August 20, 2012
Energy and shipbuilding should power Nova Scotia in 2013 and beyond
Mid-way through 2012, there are clear signs that the combination of weak natural gas sales and a dramatic drop in forestry production have effectively caused the Nova Scotia economy to temporarily shift into neutral.
Specifically, a steady decline in production at the Sable Island natural gas platform is largely responsible for an 87% year-over-year drop in the value of the province’s energy exports.
In addition, the closure of the NewPage Paper Mill and production cutbacks at the Bowater-Mersey Mill have caused exports of forest products to shrink by almost 50% over the past 12 months.
Largely due to this weakening in foreign sales, total employment in the province has been essentially stalled over the past year and the number of full time jobs has contracted by 1.6% (-5,600). Further, the combination of no change in employment together with sustained, steady growth of the labour force caused the unemployment rate to trend steadily higher from its recent low of 7.8% in December of 2011 to its current level of 9.6%, the highest since December of 2010.
Against this background of relatively weak job growth, the year-to-date volume of sales of existing homes in the province are up 11.2% driven primarily by a very strong 16.8% year-to-date gain of house sales in Halifax which accounts for approximately 60% of the province’s total sales.
However, despite this strong pattern of home sales, the year to date (June) volume of housing starts in the province is off by 14.5% on account of a very sharp 37.4% decline in starts of multiple units which more than offset a 19.7% year-to-date gain in single family starts. In addition, retail sales in the province were up by 0.9% m/m in May and by 2.5% year to date.

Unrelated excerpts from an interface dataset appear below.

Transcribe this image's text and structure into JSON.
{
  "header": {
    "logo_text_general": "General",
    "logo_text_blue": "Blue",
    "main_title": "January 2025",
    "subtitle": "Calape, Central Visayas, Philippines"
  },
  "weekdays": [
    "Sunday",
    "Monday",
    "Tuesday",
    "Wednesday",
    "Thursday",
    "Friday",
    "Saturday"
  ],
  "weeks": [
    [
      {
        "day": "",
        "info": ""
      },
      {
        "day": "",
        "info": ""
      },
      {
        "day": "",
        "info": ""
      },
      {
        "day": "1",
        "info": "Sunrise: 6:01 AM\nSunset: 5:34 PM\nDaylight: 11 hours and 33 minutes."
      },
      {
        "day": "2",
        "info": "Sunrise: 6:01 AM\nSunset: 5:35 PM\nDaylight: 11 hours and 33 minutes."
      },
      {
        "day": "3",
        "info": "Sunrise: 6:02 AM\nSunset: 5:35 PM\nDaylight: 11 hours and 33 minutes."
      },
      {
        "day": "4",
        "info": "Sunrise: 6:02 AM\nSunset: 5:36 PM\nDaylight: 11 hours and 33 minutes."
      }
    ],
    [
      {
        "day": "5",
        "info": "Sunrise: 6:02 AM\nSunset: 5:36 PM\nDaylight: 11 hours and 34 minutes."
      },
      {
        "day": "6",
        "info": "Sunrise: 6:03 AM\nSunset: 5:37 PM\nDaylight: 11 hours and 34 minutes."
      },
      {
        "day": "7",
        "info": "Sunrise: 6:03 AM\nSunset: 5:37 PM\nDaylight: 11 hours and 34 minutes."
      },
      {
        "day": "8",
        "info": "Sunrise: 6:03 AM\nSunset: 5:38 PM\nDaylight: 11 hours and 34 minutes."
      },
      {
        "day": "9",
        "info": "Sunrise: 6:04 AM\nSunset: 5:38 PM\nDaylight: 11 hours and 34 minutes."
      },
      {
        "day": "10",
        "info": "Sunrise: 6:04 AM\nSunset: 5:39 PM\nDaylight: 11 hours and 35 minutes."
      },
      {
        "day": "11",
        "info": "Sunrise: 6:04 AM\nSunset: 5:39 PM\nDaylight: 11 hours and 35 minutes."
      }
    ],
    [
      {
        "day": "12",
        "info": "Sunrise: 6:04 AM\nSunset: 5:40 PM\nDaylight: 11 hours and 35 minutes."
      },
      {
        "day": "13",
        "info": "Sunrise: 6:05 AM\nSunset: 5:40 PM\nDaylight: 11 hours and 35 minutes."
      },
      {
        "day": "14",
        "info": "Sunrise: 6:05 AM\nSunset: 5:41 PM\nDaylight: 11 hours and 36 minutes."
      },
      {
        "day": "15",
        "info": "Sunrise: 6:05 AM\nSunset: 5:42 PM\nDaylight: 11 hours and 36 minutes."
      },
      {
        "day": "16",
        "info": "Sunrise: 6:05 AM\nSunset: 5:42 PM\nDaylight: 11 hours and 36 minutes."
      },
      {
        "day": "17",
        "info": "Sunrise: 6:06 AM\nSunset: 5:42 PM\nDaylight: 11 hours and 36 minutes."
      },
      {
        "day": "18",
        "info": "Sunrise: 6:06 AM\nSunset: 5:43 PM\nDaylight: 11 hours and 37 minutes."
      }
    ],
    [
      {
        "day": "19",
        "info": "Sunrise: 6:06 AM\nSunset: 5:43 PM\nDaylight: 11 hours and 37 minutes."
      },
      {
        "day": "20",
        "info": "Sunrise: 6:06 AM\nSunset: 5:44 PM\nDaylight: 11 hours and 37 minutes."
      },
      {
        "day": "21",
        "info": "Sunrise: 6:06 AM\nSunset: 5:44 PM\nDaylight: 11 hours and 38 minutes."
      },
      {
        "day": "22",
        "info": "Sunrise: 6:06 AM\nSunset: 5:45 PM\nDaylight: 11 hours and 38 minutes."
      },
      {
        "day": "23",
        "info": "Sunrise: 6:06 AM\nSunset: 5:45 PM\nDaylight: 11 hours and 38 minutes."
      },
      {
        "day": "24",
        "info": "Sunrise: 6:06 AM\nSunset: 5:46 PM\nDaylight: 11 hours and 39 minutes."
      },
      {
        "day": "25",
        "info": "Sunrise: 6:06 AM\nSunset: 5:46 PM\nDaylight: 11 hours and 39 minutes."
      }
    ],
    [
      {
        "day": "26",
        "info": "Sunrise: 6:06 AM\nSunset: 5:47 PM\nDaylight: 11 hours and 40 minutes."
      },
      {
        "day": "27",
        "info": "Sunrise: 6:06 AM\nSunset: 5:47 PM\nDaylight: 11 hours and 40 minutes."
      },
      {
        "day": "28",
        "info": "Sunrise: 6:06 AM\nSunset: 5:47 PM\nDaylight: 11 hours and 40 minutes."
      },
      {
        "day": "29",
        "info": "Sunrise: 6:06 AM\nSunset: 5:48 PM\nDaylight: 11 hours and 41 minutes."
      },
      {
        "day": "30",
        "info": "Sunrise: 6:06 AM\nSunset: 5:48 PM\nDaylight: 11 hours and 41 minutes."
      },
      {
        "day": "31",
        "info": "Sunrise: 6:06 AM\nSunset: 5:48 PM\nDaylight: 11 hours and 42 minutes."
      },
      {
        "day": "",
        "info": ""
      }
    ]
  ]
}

Looking forward, following a 15% year-to-date drop in the first quarter, investment in non-residential construction should make a significant contribution to growth in the short term as well as over the longer term.
In the short term, based on the most recent Statistics Canada Survey of Public and Private Investment Intentions, public and private organizations intend to boost their spending on construction and machinery and equipment by 3.8% in 2012 following a decline of 15.7% in 2011.
This outlook is consistent with the solid 9.2% year-to-date gain in the value of non-residential building permits due to a 378% year-to-date increase in the value of industrial permits and a 72.9% rise in institutional building intentions. Together these more than offset a 39% year-to-date drop in commercial construction approvals.
Looking ahead to 2013, based on the Major Project Inventory for 2012 compiled by the Atlantic Provinces Economic Council, major project spending in 2013 is expected to be flat as a drop in public sector spending is just offset by increased private sector spending on energy projects.
However, looking ahead to 2014, the provincial economy should get a very significant boost from the direct and indirect impact of the $25 billion federal government contract that was recently awarded to Irving Shipbuilding to build 15 warships and six patrol boats. Also, the outlook for oil and gas exploration in Nova Scotia recently brightened in the wake of the recent record bid by Shell Canada to explore for oil and gas deposits in four offshore parcels 200 km southwest of Encana’s Deep Panuke gas field
John Clinkard has over 30 years’ experience as an economist in international, national and regional research and analysis with leading financial institutions and media outlets in Canada.